| Work order |
Read the lines below. Copy out any that hold the string "DIVINE".

━━━━━ Records for this exercise

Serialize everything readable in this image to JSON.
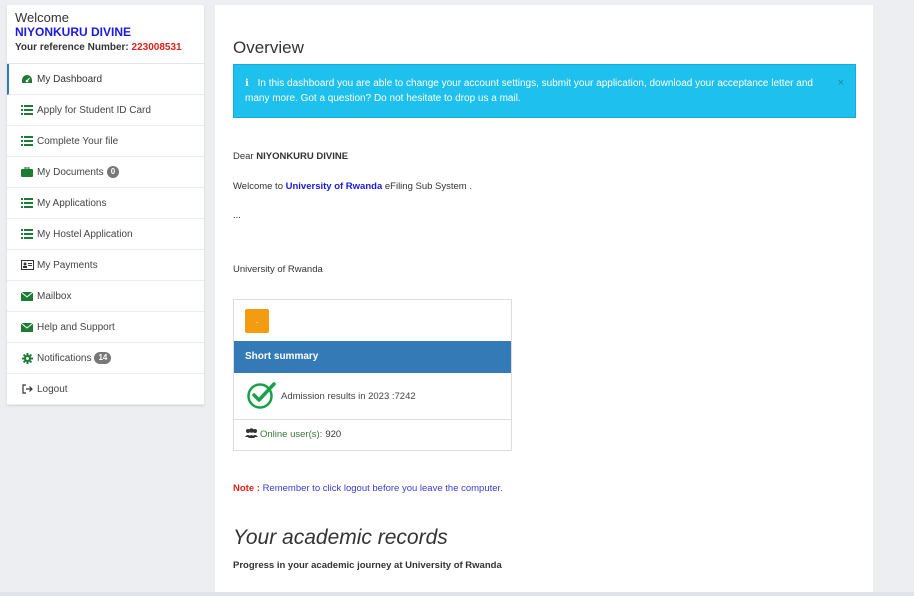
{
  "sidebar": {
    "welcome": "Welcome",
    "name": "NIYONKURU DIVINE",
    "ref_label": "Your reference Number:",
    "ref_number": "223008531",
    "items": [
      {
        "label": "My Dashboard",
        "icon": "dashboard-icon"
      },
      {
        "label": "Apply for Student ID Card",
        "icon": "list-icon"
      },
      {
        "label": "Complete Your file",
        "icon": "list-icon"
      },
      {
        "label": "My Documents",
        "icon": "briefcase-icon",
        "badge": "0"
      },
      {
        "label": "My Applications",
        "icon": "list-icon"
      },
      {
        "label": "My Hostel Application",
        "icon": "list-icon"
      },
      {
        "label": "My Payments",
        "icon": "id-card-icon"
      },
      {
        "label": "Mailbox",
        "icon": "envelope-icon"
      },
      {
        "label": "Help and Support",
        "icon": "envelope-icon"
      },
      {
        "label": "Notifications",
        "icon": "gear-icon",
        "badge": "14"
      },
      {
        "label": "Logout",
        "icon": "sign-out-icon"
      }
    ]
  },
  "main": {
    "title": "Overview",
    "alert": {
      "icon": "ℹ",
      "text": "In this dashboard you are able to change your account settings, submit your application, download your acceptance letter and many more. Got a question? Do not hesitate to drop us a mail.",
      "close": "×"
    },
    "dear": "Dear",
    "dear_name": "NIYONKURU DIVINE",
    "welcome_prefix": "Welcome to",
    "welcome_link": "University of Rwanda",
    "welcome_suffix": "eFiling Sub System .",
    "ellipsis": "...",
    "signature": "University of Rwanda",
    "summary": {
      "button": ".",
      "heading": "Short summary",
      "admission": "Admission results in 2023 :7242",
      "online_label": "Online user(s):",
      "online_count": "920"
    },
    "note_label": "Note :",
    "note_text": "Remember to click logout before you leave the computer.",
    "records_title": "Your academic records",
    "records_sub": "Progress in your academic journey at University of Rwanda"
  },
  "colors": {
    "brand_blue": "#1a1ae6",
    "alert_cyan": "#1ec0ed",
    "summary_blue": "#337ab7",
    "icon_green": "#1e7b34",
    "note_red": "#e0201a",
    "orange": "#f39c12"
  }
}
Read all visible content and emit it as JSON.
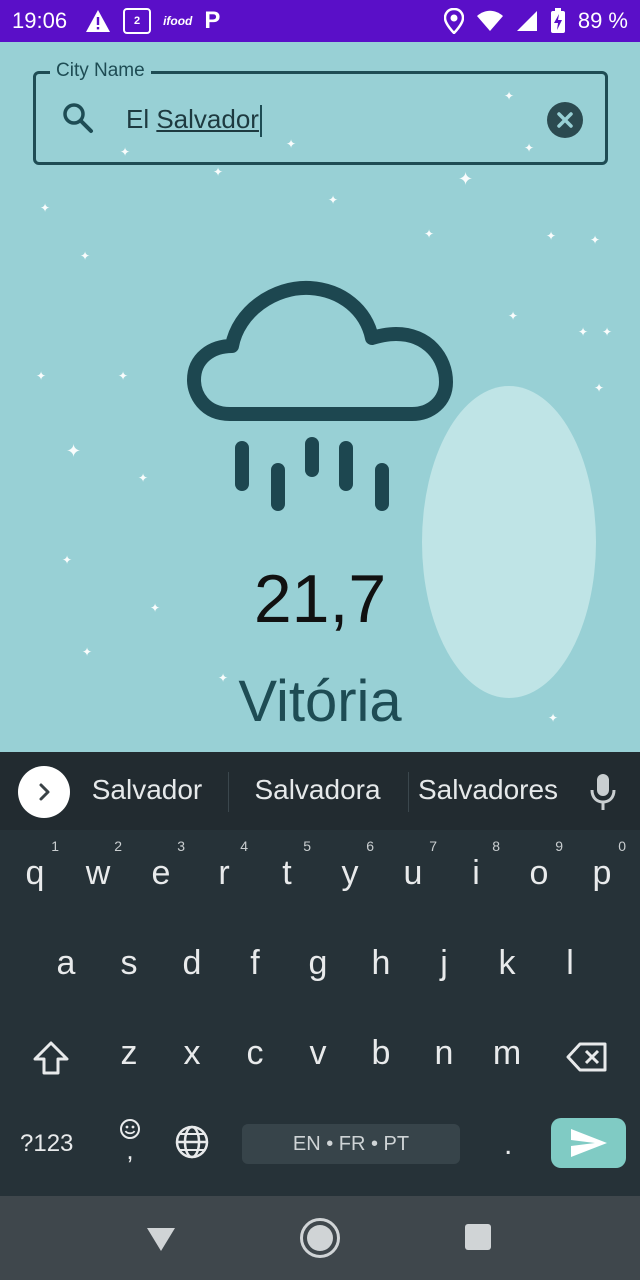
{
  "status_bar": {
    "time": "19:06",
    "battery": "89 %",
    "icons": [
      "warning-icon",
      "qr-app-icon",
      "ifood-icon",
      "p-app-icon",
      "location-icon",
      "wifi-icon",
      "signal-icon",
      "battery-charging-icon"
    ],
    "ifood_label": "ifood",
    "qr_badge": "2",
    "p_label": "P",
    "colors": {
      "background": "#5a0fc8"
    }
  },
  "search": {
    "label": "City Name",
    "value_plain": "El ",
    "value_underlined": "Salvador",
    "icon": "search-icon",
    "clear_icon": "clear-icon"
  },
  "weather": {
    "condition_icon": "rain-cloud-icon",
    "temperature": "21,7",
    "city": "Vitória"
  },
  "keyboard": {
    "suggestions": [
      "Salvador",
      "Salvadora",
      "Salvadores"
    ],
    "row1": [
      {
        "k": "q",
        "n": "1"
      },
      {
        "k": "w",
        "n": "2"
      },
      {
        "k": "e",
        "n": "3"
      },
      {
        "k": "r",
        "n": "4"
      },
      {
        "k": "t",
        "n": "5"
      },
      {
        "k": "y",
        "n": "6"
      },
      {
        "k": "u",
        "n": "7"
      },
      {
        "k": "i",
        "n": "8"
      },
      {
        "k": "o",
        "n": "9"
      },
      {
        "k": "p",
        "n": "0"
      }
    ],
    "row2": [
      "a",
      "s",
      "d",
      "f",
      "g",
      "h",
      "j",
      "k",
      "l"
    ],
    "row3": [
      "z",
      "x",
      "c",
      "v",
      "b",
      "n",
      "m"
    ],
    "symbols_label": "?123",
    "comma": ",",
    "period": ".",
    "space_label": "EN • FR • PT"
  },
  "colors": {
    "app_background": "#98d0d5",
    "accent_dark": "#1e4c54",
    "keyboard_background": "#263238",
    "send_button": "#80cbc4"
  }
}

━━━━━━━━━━

| Exercise answer |
    "name": "NIYONKURU DIVINE",
    "dear_name": "NIYONKURU DIVINE",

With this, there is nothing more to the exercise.